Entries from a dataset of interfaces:

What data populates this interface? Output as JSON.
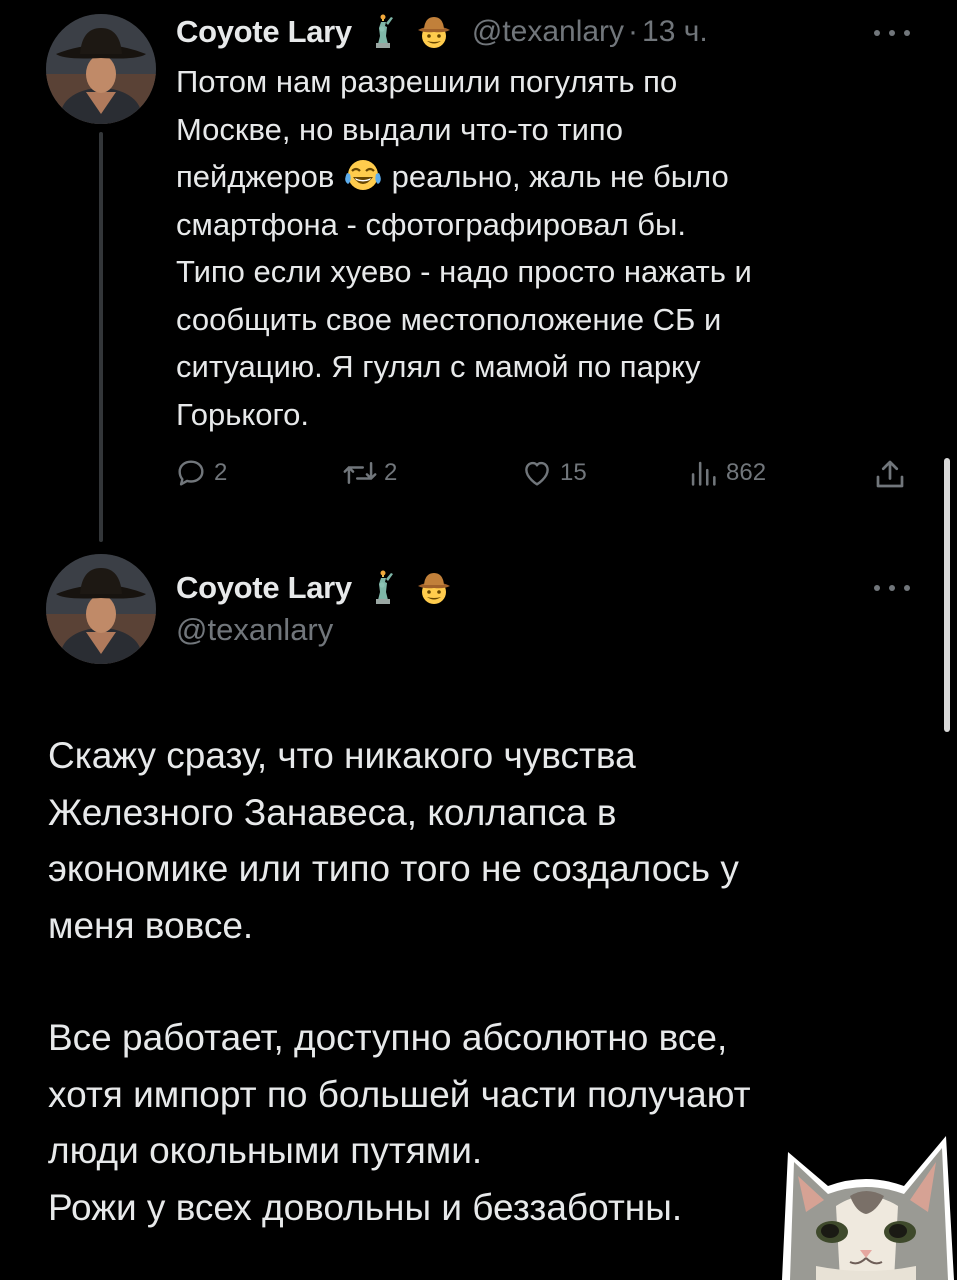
{
  "tweet1": {
    "display_name": "Coyote Lary",
    "badge_icons": [
      "statue-of-liberty-emoji",
      "cowboy-hat-face-emoji"
    ],
    "handle": "@texanlary",
    "separator": "·",
    "time": "13 ч.",
    "text_lines": [
      "Потом нам разрешили погулять по",
      "Москве, но выдали что-то типо",
      "пейджеров",
      "реально, жаль не было",
      "смартфона - сфотографировал бы.",
      "Типо если хуево - надо просто нажать и",
      "сообщить свое местоположение СБ и",
      "ситуацию. Я гулял с мамой по парку",
      "Горького."
    ],
    "inline_emoji": "laughing-crying-emoji",
    "actions": {
      "replies": "2",
      "reposts": "2",
      "likes": "15",
      "views": "862"
    }
  },
  "tweet2": {
    "display_name": "Coyote Lary",
    "badge_icons": [
      "statue-of-liberty-emoji",
      "cowboy-hat-face-emoji"
    ],
    "handle": "@texanlary",
    "paragraph1": [
      "Скажу сразу, что никакого чувства",
      "Железного Занавеса, коллапса в",
      "экономике или типо того не создалось у",
      "меня вовсе."
    ],
    "paragraph2": [
      "Все работает, доступно абсолютно все,",
      "хотя импорт по большей части получают",
      "люди окольными путями.",
      "Рожи у всех довольны и беззаботны."
    ]
  },
  "colors": {
    "background": "#000000",
    "text_primary": "#e7e9ea",
    "text_secondary": "#71767b",
    "thread_line": "#333639"
  }
}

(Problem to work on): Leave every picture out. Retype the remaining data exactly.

(Result of the task):
What data populates this interface? Output as JSON.
{
  "tweet1": {
    "display_name": "Coyote Lary",
    "badge_icons": [
      "statue-of-liberty-emoji",
      "cowboy-hat-face-emoji"
    ],
    "handle": "@texanlary",
    "separator": "·",
    "time": "13 ч.",
    "text_lines": [
      "Потом нам разрешили погулять по",
      "Москве, но выдали что-то типо",
      "пейджеров",
      "реально, жаль не было",
      "смартфона - сфотографировал бы.",
      "Типо если хуево - надо просто нажать и",
      "сообщить свое местоположение СБ и",
      "ситуацию. Я гулял с мамой по парку",
      "Горького."
    ],
    "inline_emoji": "laughing-crying-emoji",
    "actions": {
      "replies": "2",
      "reposts": "2",
      "likes": "15",
      "views": "862"
    }
  },
  "tweet2": {
    "display_name": "Coyote Lary",
    "badge_icons": [
      "statue-of-liberty-emoji",
      "cowboy-hat-face-emoji"
    ],
    "handle": "@texanlary",
    "paragraph1": [
      "Скажу сразу, что никакого чувства",
      "Железного Занавеса, коллапса в",
      "экономике или типо того не создалось у",
      "меня вовсе."
    ],
    "paragraph2": [
      "Все работает, доступно абсолютно все,",
      "хотя импорт по большей части получают",
      "люди окольными путями.",
      "Рожи у всех довольны и беззаботны."
    ]
  },
  "colors": {
    "background": "#000000",
    "text_primary": "#e7e9ea",
    "text_secondary": "#71767b",
    "thread_line": "#333639"
  }
}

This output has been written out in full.